PROBLEM REQUIREMENTS:
Return, from the listing below, each line where the word "title" appears.

MATERIALS PROVIDED:
┄┄┄┄┄┄┄┄┄┄

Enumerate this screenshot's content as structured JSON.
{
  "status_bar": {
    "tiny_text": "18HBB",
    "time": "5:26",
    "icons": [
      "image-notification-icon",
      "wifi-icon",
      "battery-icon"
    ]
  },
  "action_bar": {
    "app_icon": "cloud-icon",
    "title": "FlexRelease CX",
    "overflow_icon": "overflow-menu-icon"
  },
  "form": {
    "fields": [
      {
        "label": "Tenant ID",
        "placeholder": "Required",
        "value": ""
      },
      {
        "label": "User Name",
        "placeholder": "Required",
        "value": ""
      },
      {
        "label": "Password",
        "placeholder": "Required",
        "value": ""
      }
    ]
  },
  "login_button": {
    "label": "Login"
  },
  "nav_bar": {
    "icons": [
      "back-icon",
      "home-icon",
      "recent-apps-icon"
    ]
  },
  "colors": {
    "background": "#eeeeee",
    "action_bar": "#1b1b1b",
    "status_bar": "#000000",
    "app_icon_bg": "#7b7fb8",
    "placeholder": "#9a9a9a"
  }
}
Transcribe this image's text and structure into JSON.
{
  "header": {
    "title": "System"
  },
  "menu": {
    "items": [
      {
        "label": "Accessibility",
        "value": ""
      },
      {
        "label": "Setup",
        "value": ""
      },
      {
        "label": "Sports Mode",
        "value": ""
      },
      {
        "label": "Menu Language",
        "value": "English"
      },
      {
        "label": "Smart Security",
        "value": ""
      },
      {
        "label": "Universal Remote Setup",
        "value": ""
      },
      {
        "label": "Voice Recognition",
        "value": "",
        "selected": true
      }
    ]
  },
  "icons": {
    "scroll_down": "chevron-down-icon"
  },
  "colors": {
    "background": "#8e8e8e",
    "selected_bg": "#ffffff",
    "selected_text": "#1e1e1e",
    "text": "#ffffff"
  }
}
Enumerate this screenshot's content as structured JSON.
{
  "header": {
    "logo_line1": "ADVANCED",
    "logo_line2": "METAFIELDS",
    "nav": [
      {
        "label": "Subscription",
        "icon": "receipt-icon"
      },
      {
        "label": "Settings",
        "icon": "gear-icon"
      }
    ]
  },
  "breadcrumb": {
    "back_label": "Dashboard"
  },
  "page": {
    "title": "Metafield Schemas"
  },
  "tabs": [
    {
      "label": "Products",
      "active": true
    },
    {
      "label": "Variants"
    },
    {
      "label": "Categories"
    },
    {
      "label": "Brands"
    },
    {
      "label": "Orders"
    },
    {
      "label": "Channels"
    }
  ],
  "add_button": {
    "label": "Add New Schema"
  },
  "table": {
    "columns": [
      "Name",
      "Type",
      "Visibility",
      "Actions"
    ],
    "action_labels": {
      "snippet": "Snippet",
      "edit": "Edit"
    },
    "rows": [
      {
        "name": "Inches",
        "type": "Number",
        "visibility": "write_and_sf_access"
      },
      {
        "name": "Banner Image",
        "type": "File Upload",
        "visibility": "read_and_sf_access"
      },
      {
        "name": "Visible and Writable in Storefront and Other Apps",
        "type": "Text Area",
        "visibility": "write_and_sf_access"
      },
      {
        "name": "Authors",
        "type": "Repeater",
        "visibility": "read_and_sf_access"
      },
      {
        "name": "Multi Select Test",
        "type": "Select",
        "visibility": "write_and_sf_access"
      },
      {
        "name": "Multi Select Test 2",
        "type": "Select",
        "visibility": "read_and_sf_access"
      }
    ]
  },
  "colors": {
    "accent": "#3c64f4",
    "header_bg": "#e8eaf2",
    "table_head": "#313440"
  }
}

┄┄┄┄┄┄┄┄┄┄

RESULT OF THIS EXERCISE:
    "title": "FlexRelease CX",
    "title": "System"
    "title": "Metafield Schemas"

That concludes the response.